Phylogeny: Procolophoninae : Eumetabolodon + *.
Size: Length: 30 cm
Comments: The eponymous representative of the Procolophonidae (to say nothing of the Procolophonoidea, the Procolophonia, and the Procolopnonomorpha...), known from hundreds of specimens, most of them found in the Lower Triassic sediments of the South African Karoo, where it is outnumbered only by the ubiquitous Lystrosaurus, this long-lived and widespread species can quite plausibly be assumed to have evolved from smaller, more primitive, stratigraphically earlier Triassic forms like Sauropareion, which it would have replaced or supplanted.
In the past included under paraphyletic orders like the Cotylosauria (Watson 1914, Colbert, 1969, Kuhn, 1969) and Captorhinida Carroll, 1988 it is now considered a representative of the anapsid or parareptile lineage. While too specialised to be directly ancestral to turtles, it still may be close to the turtle line in the interpretation we have followed here (Reisz and Laurin 1991), although the question of turtle origins remains controversial and it may be that the procolophonoidea alone (Lee 1995) or the parareptilia as a whole Rieppel & deBraga 1996 are an entirely extinct lineage
Like other advanced procolophonids, Procolophon possesses a robust, wide torso (imagine an oversized desert horned "toad") and enlarged chisel-like teeth, suggesting a high-fibre diet (Gow, 1977, Hotton et al. 1997). Limb adaptations show Procolophon was capable of burrowing (deBraga 2003), and this species is most likely the author of burrows whose solidified casts have been recovered from the Lystrosaurus Assemblage Zone (Groenewald 1991).
The prominent horn-like quadratojugal processes on the side of the skull give the head a distinctive triangular shape.
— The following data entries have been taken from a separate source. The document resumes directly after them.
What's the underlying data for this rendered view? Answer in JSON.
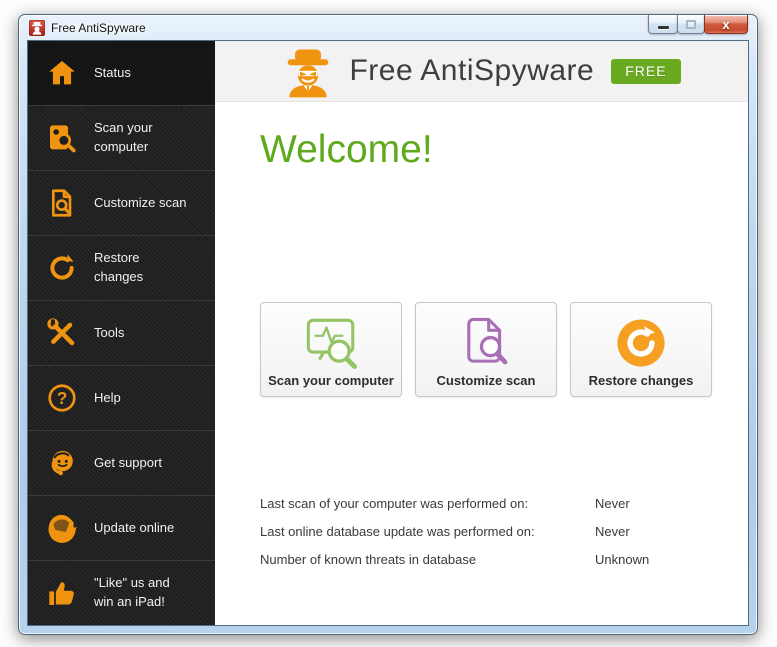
{
  "titlebar": {
    "title": "Free AntiSpyware"
  },
  "icons": {
    "close_glyph": "x",
    "question_glyph": "?"
  },
  "sidebar": {
    "items": [
      {
        "label": "Status",
        "icon": "home-icon",
        "active": true
      },
      {
        "label": "Scan your computer",
        "icon": "drive-scan-icon",
        "active": false
      },
      {
        "label": "Customize scan",
        "icon": "document-scan-icon",
        "active": false
      },
      {
        "label": "Restore changes",
        "icon": "restore-arrows-icon",
        "active": false
      },
      {
        "label": "Tools",
        "icon": "tools-icon",
        "active": false
      },
      {
        "label": "Help",
        "icon": "help-icon",
        "active": false
      },
      {
        "label": "Get support",
        "icon": "support-headset-icon",
        "active": false
      },
      {
        "label": "Update online",
        "icon": "update-globe-icon",
        "active": false
      },
      {
        "label": "\"Like\" us and win an iPad!",
        "icon": "thumbs-up-icon",
        "active": false
      }
    ]
  },
  "header": {
    "app_name": "Free AntiSpyware",
    "badge_label": "FREE"
  },
  "main": {
    "welcome_title": "Welcome!",
    "action_buttons": [
      {
        "label": "Scan your computer",
        "icon": "monitor-scan-icon"
      },
      {
        "label": "Customize scan",
        "icon": "document-scan-icon"
      },
      {
        "label": "Restore changes",
        "icon": "restore-circle-icon"
      }
    ],
    "status_rows": [
      {
        "label": "Last scan of your computer was performed on:",
        "value": "Never"
      },
      {
        "label": "Last online database update was performed on:",
        "value": "Never"
      },
      {
        "label": "Number of known threats in database",
        "value": "Unknown"
      }
    ]
  },
  "colors": {
    "accent_orange": "#F0940F",
    "welcome_green": "#5FA91D",
    "badge_green": "#69AA20",
    "scan_green": "#94C464",
    "customize_purple": "#A96FB5",
    "restore_orange": "#F5A023",
    "sidebar_dark": "#202020",
    "header_gray": "#F2F2F2"
  }
}
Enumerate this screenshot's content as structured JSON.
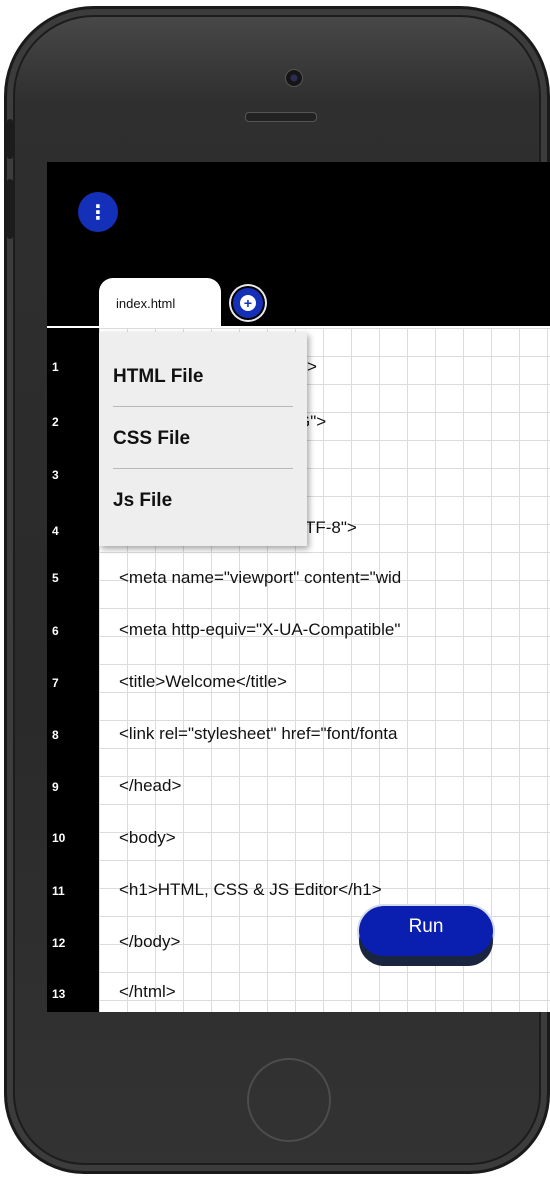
{
  "editor": {
    "tab_label": "index.html",
    "menu_glyph": "⋮",
    "add_glyph": "+",
    "line_numbers": [
      "1",
      "2",
      "3",
      "4",
      "5",
      "6",
      "7",
      "8",
      "9",
      "10",
      "11",
      "12",
      "13"
    ],
    "lines": [
      ">",
      "G\">",
      "",
      "TF-8\">",
      "<meta name=\"viewport\" content=\"wid",
      "<meta http-equiv=\"X-UA-Compatible\"",
      "<title>Welcome</title>",
      "<link rel=\"stylesheet\" href=\"font/fonta",
      "</head>",
      "<body>",
      "<h1>HTML, CSS & JS Editor</h1>",
      "</body>",
      "</html>"
    ]
  },
  "new_file_menu": {
    "items": [
      "HTML File",
      "CSS File",
      "Js File"
    ]
  },
  "run_button": {
    "label": "Run"
  },
  "colors": {
    "accent": "#1430b8",
    "run_button": "#0a1fb0",
    "editor_bg": "#ffffff",
    "screen_bg": "#000000"
  }
}
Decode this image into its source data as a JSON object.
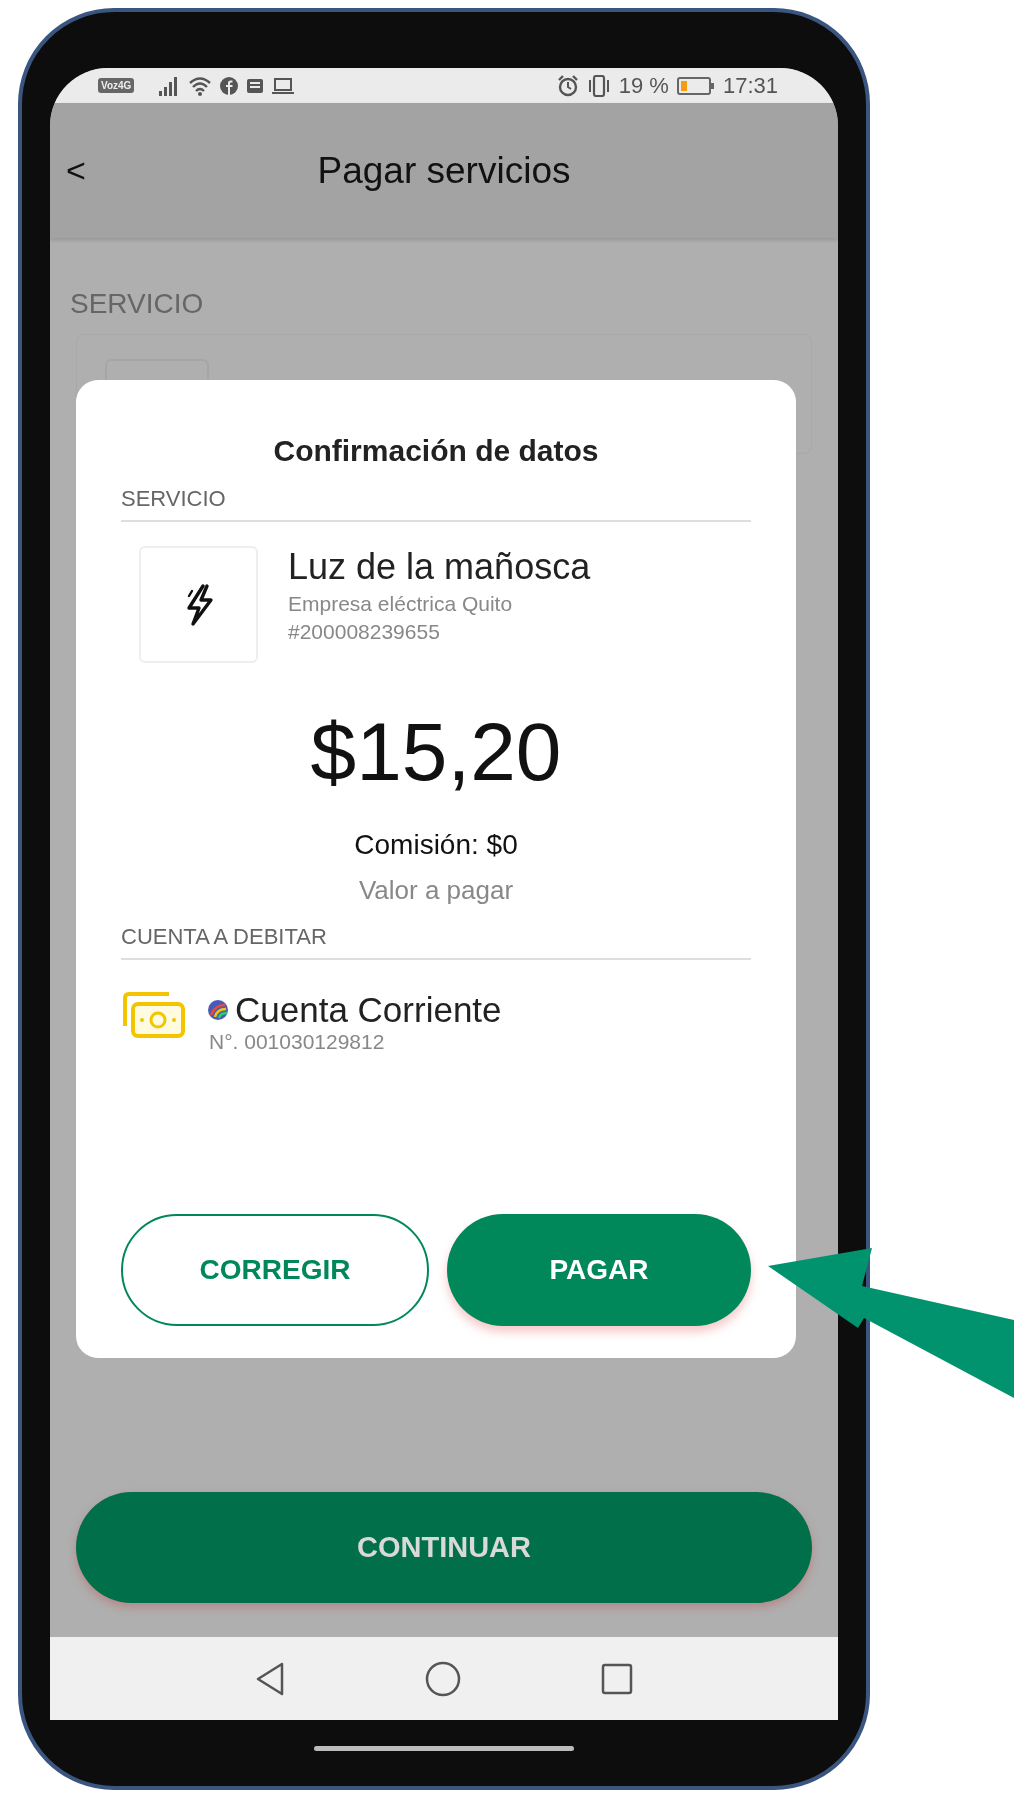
{
  "status_bar": {
    "carrier_badge": "Voz4G",
    "battery": "19 %",
    "time": "17:31"
  },
  "header": {
    "back": "<",
    "title": "Pagar servicios"
  },
  "background": {
    "section_label": "SERVICIO",
    "button": "CONTINUAR"
  },
  "dialog": {
    "title": "Confirmación de datos",
    "service_label": "SERVICIO",
    "service": {
      "name": "Luz de la mañosca",
      "company": "Empresa eléctrica Quito",
      "number": "#200008239655"
    },
    "amount": "$15,20",
    "commission": "Comisión: $0",
    "amount_caption": "Valor a pagar",
    "account_label": "CUENTA A DEBITAR",
    "account": {
      "name": "Cuenta Corriente",
      "number": "N°. 001030129812"
    },
    "buttons": [
      {
        "label": "CORREGIR",
        "kind": "outline"
      },
      {
        "label": "PAGAR",
        "kind": "filled"
      }
    ]
  }
}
Unusually but not uniquely for early anpasids, some individuals have temporal openings, which have in the past been interpreted as different species (Hamley & Thulborn 1993).
As fossils are known across a wide geographical range, from the South African Karoo to the Transantarctic Mountains to the Parana Basin in Brazil, it can reasonably be assumed that the actual distribution of the living animal was across the whole of in Gondwana. P. trigoniceps persists into the latest Early Triassic (Early Cynognathus Zone), co-existing with the diapsid Palacrodon and the temnospondyl amphibian Trematosuchus. Although more than half a dozen species have been recognised in the past, including recently P. pricei and P. brasiliensis from the contemporary (Lystrosaurus assemblage age) Sanga do Cabral Formation of Brazil (Cisneros & Schultz 2002), these are now understood as synonyms or variants of a single species, P. trigoniceps
Later in the Cynognathus zone (early Anisian, earliest middle Triassic), Procolophon's place is taken by a confusion of poorly described and repetitatively named taxa such as Theledectes, Thelegnathus, Thelerpeton, Thelephon, with a single Teratophon to add a little nomenclatural diversity to the mix. Cladistic analysis (Cisneros 2006) resolves Thelerpeton, and Teratophon as close to Procolophon, so it is not unlikely that would represent variations of a single chronospecies. Theledectes appears in tehs ame analysis as an unrelated, more primitive form. Thelephon seems to be part of a transitional clade related to or a basal member of the the leptopleuronines, and Thelegnathus is a polyphyletic taxon or a nomen dubium.
References: Cisneros 2006 pp.35, 47-8, 95-6,
Links: Palaeocritti, Wikipedia, Paleobiology Database MAK120327
Graphics Skeletal reconstruction © David Peters, used with permission